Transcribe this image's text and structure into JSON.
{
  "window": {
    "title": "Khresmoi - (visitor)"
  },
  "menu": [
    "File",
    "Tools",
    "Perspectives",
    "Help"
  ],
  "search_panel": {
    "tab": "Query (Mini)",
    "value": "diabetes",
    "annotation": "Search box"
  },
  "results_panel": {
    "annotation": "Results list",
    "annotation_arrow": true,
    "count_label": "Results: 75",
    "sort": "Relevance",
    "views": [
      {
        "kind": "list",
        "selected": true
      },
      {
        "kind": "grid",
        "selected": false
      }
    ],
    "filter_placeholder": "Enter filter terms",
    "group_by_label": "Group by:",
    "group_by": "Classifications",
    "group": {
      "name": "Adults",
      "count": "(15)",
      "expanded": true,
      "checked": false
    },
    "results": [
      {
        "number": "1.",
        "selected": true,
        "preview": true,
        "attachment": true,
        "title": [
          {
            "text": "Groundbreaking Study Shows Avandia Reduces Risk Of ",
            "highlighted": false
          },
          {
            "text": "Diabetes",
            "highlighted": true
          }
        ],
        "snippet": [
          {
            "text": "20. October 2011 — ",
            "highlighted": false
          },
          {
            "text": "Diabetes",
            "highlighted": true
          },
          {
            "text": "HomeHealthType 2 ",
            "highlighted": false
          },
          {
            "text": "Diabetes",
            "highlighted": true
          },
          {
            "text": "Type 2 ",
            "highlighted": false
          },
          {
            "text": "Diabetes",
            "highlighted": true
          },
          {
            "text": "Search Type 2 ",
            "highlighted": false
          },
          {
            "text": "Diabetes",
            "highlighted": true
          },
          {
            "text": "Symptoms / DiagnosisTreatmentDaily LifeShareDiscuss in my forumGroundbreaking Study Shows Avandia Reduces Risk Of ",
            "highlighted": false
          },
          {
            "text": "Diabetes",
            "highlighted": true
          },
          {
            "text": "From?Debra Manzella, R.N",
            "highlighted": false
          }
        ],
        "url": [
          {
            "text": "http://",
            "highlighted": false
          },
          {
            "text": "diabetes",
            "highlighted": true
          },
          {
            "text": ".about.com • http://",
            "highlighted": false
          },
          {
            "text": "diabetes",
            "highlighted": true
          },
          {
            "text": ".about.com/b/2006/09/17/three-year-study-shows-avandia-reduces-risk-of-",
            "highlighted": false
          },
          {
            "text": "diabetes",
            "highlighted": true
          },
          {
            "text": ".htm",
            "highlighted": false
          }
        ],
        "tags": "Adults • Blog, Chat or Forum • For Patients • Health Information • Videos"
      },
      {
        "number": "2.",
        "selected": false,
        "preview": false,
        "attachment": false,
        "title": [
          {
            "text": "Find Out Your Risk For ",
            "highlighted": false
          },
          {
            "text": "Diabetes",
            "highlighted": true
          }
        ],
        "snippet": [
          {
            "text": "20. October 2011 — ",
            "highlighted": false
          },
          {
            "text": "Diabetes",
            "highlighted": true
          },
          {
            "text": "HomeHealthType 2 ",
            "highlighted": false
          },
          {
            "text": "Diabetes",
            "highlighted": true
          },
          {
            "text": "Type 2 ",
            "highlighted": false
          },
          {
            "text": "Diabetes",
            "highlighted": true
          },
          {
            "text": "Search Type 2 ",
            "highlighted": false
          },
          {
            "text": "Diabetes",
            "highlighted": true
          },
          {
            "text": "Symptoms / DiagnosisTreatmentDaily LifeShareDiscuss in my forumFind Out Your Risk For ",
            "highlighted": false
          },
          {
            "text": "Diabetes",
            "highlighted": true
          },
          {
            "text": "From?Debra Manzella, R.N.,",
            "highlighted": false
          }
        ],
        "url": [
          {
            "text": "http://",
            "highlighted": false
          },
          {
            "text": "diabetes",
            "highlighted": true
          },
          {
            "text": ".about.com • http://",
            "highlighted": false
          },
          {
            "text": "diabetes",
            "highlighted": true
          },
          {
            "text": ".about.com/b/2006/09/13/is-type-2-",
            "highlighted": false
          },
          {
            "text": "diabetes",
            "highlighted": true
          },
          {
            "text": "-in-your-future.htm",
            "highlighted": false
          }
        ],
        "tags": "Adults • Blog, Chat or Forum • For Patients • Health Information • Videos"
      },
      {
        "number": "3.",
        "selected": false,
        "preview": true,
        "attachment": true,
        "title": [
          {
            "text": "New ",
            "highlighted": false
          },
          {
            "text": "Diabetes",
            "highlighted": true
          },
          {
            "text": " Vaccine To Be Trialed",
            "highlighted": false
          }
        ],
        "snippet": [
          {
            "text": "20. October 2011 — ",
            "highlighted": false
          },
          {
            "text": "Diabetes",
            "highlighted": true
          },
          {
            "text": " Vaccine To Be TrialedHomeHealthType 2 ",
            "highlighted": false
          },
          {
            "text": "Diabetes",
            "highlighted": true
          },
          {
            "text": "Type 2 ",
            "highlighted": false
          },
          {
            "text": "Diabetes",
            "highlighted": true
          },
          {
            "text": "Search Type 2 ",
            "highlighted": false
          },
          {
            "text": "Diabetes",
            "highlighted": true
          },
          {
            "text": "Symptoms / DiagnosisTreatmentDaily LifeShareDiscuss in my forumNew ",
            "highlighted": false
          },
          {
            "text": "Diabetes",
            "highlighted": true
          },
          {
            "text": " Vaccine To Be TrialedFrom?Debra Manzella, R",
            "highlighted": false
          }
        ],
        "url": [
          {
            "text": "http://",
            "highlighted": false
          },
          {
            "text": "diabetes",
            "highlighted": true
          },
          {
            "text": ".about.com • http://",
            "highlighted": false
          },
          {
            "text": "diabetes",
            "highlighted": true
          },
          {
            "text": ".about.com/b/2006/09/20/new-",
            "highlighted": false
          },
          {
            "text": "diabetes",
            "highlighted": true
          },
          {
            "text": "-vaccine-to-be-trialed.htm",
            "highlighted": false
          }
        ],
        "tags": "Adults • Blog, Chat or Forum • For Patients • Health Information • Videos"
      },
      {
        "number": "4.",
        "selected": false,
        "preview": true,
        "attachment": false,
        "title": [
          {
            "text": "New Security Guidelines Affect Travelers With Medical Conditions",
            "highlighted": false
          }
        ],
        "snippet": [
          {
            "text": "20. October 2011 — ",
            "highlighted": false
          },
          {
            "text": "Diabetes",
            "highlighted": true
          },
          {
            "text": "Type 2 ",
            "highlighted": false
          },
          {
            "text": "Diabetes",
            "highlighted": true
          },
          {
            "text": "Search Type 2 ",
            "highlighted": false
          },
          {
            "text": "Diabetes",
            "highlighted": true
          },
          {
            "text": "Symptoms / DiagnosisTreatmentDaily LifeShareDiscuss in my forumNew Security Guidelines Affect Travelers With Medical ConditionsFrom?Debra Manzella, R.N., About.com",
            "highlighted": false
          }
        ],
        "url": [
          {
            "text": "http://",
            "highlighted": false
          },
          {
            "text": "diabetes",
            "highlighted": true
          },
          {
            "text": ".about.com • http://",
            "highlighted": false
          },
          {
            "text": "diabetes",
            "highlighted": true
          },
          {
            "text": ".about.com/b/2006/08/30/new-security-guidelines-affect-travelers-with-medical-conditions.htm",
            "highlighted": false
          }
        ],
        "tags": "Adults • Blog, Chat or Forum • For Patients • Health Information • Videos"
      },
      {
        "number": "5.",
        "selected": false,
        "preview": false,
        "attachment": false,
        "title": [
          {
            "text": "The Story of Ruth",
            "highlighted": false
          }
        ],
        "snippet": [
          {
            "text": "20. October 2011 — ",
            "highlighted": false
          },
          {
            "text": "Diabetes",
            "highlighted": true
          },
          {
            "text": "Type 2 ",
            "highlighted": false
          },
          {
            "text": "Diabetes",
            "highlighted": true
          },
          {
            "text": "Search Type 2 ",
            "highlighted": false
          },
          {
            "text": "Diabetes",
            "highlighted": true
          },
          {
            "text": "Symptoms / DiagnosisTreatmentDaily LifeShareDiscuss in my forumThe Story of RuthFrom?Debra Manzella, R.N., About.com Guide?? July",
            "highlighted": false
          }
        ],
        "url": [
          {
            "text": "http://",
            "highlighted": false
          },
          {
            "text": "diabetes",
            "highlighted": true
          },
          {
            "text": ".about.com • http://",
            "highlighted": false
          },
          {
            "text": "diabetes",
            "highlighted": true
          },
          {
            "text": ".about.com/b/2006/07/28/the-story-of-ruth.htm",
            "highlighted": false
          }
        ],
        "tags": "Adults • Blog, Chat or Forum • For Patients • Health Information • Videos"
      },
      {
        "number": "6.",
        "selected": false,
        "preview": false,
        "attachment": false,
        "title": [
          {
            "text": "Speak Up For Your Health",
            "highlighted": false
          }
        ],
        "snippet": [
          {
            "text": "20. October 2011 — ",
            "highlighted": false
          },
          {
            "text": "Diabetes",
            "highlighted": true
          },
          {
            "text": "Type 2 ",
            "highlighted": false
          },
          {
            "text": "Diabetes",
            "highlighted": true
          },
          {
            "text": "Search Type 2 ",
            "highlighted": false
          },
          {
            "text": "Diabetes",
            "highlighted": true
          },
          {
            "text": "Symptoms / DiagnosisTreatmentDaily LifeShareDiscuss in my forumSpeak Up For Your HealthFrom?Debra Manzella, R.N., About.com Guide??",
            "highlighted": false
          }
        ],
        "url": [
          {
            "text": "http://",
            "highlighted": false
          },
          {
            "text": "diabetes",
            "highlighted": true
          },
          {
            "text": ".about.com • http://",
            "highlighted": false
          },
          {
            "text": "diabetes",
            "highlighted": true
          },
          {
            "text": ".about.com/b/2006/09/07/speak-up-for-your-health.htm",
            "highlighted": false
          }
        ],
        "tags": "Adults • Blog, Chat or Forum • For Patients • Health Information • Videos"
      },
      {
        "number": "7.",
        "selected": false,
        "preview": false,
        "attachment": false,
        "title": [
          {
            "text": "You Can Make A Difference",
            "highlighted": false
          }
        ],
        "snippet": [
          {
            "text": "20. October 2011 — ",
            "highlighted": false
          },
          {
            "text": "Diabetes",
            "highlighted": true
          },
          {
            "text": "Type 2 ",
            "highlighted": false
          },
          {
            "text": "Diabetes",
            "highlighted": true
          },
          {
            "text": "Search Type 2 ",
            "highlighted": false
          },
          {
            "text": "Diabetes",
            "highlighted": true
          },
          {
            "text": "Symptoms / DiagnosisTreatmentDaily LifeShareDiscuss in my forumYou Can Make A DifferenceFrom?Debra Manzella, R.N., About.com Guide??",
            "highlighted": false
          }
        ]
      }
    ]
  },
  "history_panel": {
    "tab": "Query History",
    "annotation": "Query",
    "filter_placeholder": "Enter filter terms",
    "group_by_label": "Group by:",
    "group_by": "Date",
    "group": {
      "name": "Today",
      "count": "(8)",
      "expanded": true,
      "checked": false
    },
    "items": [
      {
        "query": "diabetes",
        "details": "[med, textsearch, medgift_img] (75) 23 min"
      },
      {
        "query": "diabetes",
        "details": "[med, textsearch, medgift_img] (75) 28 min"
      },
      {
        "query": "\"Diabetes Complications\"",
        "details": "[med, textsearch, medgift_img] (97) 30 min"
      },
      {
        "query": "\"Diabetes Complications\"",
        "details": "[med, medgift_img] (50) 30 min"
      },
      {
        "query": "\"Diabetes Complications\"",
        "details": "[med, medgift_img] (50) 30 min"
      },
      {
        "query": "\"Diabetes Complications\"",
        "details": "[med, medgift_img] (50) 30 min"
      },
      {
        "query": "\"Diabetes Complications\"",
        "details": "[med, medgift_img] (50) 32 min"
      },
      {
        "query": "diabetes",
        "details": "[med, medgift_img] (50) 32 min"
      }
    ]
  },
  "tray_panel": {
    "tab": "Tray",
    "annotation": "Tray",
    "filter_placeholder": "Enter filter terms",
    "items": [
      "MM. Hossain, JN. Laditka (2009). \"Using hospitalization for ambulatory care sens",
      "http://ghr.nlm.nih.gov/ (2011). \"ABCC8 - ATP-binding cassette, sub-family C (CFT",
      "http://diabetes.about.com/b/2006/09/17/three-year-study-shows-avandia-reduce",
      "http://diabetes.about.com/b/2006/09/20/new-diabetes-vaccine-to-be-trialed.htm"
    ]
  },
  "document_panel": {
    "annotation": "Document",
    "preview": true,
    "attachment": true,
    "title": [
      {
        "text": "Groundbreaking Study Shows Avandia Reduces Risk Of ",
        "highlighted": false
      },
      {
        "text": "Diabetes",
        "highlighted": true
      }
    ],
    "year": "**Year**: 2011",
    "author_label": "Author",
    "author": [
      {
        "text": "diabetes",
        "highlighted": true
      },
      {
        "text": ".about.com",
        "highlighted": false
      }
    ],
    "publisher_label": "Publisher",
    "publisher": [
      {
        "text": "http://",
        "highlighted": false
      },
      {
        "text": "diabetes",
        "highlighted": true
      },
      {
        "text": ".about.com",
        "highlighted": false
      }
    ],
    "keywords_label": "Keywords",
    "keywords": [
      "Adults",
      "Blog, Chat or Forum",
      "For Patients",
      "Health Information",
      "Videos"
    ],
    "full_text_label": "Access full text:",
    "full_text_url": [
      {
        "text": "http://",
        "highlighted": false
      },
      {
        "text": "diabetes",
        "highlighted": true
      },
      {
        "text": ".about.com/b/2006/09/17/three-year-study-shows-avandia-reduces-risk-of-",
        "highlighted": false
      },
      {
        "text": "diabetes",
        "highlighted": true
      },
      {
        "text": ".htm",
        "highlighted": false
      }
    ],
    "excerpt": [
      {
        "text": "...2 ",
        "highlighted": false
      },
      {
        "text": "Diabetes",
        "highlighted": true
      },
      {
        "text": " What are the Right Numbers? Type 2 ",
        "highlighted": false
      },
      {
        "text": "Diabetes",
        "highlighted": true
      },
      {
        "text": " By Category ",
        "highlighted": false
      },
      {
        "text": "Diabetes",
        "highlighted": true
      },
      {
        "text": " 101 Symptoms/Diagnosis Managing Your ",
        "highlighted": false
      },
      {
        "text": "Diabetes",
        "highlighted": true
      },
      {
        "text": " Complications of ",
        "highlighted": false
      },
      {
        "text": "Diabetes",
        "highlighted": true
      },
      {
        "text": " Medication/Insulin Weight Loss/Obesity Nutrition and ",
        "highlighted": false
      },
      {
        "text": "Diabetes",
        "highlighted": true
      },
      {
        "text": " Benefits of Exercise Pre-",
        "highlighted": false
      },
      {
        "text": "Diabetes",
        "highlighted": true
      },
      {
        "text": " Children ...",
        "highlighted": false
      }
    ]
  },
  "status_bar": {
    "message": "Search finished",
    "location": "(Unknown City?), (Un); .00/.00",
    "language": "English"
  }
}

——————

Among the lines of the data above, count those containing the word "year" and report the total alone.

§ **Written reply**
4